What Does Flood Insurance Cover?

Flood insurance isn’t something to look over, especially if you live in a part of the country prone to hurricanes. If you have a basement, you should think about getting coverage anyway since they can flood during heavy rainfall. You’ll know if floods are more likely to happen in your state if flood insurance is more expensive, but do you specifically need it? Let’s look at what flood insurance covers, so you can make your own choice.

Standard Home Insurance

Homeowners insurance doesn’t cover any flood damage, but it will cover a small amount if it rains. If your home is overrun from rising bodies of water like streams, rivers, oceans, or lakes, you won’t be covered.

There are 2 Standard Insurance Packages from NFIP

The National Food Insurance Program of the US covers your personal property, or your actual home. Home insurance covers up to $250,000, while personal property is up to $100,000. If the damage is too severe for you to clean up yourself, consider hiring a restoration company.

What It Covers

NFIP covers the cost to rebuild, or the value of the home – whichever is the cheapest. Home insurance covers the following damages.

  • The foundation of your home
  • Plumbing and electrical systems
  • Furnaces, water heaters, and air conditioners
  • Most kitchen appliances like stove, dishwasher and refrigerator
  • Installed carpeting
  • Installed paneling, wallboards, cabinets, and bookcases
  • Garages that are detached
  • Removal of debris
  • Water heaters

Personal property insurance covers your own property. Personal property covers the following damages.

  • Electronic equipment, clothing, furniture
  • Detachable AC units
  • Curtains
  • Detached dishwashers and microwaves
  • Carpets that aren’t permanently attached
  • Washer and dryer
  • Deep freezers and food kept inside
  • Valuables up to $2500

Keep in mind that personal possession claims are based on what the item is worth at the time they’re destroyed. If you have something that’s priceless, it may not be covered. It’s best to keep receipts on the upper floor so you can prove your purchase.

Basements have Limited Coverage

It’s a great idea to get coverage for your basement because it’s the most likely to be flooded. Basements have limited coverage though, so if you’re getting it just for a flooded basement your insurance won’t cover the following damages.

  • Paneling
  • Bookcases
  • Tile, carpeting, floor coverings
  • Some drywall
  • Window treatments
  • Personal property

What the NFIP will Never Cover

If you have anything in a , or if it belongs in a bank like bearer bonds, precious metals, stock certificates and cash it won’t be covered.
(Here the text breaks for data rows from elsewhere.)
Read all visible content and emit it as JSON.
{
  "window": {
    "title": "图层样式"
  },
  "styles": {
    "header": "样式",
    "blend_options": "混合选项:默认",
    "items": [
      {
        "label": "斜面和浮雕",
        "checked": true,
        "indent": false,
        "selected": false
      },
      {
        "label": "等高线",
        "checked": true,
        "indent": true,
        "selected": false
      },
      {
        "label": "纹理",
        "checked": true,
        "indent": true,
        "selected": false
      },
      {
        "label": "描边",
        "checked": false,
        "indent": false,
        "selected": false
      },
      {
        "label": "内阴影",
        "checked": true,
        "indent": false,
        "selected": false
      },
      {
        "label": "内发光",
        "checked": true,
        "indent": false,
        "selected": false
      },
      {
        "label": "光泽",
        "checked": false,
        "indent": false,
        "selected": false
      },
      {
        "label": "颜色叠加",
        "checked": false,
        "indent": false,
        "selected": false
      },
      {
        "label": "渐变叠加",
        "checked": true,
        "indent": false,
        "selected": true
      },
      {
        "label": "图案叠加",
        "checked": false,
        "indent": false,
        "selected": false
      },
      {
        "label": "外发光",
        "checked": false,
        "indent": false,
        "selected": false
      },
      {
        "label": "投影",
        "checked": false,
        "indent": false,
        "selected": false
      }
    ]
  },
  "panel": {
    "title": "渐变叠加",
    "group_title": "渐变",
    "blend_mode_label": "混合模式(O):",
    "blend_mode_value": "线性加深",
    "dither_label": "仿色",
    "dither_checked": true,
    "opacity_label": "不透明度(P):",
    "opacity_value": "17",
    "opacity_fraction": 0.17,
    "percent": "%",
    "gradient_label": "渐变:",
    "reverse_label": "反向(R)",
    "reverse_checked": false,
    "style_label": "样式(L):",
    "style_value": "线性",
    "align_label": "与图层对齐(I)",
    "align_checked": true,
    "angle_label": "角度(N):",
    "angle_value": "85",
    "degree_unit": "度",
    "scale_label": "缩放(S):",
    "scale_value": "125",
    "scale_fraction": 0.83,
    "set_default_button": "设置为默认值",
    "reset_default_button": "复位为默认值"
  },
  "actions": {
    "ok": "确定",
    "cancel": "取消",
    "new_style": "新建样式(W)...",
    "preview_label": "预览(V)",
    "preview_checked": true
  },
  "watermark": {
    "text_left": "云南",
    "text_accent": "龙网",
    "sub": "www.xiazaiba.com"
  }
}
Not only are the more expensive, but they’re difficult to prove. NFIP won’t cover the following damages.

  • Boat houses
  • Swimming pools
  • Fences
  • Decks
  • Septic systems
  • Plants and trees
  • Wells
  • Walkways
  • Patios
  • Hot tubs
  • Sewer backups
  • Retaining walls
  • Post-flood mold damage
  • Storm shelters
  • Cars
  • Loss of income
  • Temporary housing

The Fine Print

Water that severely damages your home could be covered by the NFIP depending on the circumstance. For example, you could be given up to $30,000 to move your home. Coving your home will cost around $600-$800 a year, but it depends on your deductible.